- YOUR ASSIGNMENT
Whenever a line carries the word "JSON", pull it out of the entries.
[[ DATA LISTING, beginning ]]
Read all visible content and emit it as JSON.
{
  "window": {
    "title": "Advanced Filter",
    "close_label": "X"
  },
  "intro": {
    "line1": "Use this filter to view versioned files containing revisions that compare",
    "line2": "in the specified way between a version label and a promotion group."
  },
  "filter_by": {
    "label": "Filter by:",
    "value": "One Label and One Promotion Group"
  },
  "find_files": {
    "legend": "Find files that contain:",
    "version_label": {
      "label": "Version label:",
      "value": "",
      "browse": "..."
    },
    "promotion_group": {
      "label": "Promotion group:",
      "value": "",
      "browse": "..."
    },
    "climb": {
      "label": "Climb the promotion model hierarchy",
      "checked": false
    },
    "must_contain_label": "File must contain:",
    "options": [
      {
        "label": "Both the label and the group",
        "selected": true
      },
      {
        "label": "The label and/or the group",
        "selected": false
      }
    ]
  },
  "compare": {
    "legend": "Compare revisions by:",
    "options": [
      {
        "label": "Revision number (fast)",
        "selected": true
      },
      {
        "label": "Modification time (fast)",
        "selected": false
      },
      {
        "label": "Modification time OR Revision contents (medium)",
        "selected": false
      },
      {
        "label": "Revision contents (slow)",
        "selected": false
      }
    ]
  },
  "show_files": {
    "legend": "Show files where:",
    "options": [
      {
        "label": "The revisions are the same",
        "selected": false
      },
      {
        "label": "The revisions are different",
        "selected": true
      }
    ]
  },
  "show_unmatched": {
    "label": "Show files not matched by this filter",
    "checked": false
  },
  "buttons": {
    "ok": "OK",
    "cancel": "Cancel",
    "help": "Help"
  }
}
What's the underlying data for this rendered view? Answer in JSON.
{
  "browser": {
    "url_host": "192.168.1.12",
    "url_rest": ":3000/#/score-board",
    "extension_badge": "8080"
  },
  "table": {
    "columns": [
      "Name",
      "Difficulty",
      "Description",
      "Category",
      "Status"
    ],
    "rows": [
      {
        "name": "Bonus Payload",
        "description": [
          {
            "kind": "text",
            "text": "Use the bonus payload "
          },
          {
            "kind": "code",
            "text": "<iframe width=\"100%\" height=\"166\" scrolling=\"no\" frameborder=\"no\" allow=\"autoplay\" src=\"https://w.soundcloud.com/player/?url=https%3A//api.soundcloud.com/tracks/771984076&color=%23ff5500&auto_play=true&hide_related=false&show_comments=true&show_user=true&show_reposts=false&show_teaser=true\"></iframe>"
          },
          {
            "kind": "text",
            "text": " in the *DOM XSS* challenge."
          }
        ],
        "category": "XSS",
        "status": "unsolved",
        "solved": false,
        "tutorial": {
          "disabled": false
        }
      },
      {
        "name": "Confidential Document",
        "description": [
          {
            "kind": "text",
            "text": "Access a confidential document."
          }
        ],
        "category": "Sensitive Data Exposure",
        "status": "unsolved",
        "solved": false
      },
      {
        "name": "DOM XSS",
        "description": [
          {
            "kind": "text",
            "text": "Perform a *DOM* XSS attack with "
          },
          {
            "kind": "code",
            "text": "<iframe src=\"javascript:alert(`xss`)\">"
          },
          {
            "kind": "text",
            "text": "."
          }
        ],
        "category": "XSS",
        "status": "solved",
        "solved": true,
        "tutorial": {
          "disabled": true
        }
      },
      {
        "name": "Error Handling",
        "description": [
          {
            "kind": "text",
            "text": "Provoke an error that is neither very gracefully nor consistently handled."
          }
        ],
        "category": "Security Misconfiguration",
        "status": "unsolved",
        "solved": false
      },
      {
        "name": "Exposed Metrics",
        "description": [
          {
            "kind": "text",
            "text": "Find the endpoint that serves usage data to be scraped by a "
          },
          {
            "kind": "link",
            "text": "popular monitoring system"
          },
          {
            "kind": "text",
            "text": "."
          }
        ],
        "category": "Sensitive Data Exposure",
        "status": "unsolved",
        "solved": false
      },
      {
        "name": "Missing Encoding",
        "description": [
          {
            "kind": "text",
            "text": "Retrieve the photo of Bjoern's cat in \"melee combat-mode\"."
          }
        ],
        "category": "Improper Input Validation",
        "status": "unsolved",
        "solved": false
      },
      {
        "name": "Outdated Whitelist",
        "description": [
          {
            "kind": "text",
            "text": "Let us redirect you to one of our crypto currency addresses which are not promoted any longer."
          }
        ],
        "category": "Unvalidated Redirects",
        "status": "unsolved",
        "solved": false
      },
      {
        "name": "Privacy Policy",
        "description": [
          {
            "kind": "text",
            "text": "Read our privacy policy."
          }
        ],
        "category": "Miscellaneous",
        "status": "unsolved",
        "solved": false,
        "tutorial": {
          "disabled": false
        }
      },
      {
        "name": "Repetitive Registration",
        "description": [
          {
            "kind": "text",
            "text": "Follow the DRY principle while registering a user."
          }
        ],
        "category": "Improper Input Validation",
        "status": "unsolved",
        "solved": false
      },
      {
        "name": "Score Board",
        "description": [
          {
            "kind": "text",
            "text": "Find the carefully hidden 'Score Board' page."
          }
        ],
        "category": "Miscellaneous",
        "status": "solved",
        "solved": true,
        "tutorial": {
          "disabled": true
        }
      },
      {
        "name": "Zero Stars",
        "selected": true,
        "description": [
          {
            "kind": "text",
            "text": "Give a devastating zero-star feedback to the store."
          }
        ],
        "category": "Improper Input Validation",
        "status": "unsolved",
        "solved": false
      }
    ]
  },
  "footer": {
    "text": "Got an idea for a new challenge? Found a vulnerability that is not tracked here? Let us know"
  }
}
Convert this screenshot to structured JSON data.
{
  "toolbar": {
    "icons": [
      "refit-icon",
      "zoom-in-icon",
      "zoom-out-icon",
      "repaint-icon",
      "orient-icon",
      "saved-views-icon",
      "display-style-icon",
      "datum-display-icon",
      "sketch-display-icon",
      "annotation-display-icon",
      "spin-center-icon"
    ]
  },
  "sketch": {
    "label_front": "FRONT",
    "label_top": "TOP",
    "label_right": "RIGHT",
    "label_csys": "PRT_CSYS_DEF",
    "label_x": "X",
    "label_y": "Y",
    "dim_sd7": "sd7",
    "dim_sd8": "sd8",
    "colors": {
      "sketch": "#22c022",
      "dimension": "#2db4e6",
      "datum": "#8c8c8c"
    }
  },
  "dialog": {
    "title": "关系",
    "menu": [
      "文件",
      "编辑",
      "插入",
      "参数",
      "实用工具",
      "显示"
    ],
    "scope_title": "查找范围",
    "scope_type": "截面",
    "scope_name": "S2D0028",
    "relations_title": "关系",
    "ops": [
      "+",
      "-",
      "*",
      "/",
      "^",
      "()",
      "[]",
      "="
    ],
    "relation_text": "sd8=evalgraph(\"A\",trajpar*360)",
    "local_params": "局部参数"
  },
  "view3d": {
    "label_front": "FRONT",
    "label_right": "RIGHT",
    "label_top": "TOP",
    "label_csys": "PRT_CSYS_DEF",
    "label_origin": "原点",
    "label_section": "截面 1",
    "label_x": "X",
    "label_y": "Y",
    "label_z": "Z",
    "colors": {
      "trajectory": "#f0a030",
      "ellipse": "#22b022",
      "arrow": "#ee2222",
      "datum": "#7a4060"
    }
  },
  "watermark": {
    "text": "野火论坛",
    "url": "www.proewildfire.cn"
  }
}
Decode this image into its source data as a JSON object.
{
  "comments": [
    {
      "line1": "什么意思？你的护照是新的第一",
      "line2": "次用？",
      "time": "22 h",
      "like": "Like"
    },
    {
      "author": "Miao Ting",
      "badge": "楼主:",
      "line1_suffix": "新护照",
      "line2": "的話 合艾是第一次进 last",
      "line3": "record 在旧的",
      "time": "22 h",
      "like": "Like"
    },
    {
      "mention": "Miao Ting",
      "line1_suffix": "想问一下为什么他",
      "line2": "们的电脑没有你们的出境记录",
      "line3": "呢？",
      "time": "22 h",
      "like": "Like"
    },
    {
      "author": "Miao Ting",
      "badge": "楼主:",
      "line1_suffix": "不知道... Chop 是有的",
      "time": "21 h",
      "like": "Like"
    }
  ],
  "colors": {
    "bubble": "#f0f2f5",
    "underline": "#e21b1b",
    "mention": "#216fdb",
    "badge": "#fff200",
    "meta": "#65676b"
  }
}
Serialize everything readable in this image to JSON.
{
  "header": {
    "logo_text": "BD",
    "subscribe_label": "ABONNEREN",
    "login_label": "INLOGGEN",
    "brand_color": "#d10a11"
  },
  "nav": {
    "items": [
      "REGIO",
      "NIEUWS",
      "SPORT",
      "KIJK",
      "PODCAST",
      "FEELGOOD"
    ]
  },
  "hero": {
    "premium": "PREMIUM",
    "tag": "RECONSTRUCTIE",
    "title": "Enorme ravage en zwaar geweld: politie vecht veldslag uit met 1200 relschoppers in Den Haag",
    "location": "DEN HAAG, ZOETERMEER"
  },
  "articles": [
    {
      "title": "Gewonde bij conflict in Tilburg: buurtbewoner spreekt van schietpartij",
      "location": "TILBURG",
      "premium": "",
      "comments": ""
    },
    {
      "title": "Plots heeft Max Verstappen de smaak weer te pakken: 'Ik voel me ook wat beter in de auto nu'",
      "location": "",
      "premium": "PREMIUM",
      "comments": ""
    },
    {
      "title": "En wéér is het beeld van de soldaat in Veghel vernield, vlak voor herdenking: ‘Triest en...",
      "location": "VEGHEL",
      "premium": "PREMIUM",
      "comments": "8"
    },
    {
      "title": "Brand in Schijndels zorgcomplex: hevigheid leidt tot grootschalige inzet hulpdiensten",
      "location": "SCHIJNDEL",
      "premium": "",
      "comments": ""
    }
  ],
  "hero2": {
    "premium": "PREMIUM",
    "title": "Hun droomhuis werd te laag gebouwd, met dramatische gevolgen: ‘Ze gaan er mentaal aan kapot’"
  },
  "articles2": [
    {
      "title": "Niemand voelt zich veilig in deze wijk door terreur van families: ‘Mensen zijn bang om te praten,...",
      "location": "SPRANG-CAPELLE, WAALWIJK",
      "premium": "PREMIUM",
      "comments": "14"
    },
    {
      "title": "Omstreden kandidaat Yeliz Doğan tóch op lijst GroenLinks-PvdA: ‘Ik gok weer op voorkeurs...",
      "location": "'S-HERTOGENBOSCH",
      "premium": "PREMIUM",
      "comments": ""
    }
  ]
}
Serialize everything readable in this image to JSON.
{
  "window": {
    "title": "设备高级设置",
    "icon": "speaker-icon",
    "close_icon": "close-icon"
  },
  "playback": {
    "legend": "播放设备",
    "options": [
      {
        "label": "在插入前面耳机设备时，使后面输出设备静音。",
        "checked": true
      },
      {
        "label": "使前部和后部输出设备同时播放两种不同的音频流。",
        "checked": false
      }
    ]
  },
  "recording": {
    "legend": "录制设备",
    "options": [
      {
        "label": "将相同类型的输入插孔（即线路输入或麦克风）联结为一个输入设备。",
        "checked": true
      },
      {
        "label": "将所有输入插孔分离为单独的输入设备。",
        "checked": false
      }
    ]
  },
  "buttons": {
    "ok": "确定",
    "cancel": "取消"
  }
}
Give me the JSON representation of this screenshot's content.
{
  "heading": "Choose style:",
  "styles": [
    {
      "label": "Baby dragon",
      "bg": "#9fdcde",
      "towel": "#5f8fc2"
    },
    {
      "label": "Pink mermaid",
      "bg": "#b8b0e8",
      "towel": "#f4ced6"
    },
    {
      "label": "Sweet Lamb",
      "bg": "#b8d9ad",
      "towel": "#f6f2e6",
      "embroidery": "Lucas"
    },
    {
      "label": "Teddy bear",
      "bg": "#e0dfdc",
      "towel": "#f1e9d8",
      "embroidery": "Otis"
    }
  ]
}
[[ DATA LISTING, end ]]
- RESULT OF THE TASK
Read all visible content and emit it as JSON.
What's the underlying data for this rendered view? Answer in JSON.
Convert this screenshot to structured JSON data.
Decode this image into its source data as a JSON object.
Serialize everything readable in this image to JSON.
Serialize everything readable in this image to JSON.
Give me the JSON representation of this screenshot's content.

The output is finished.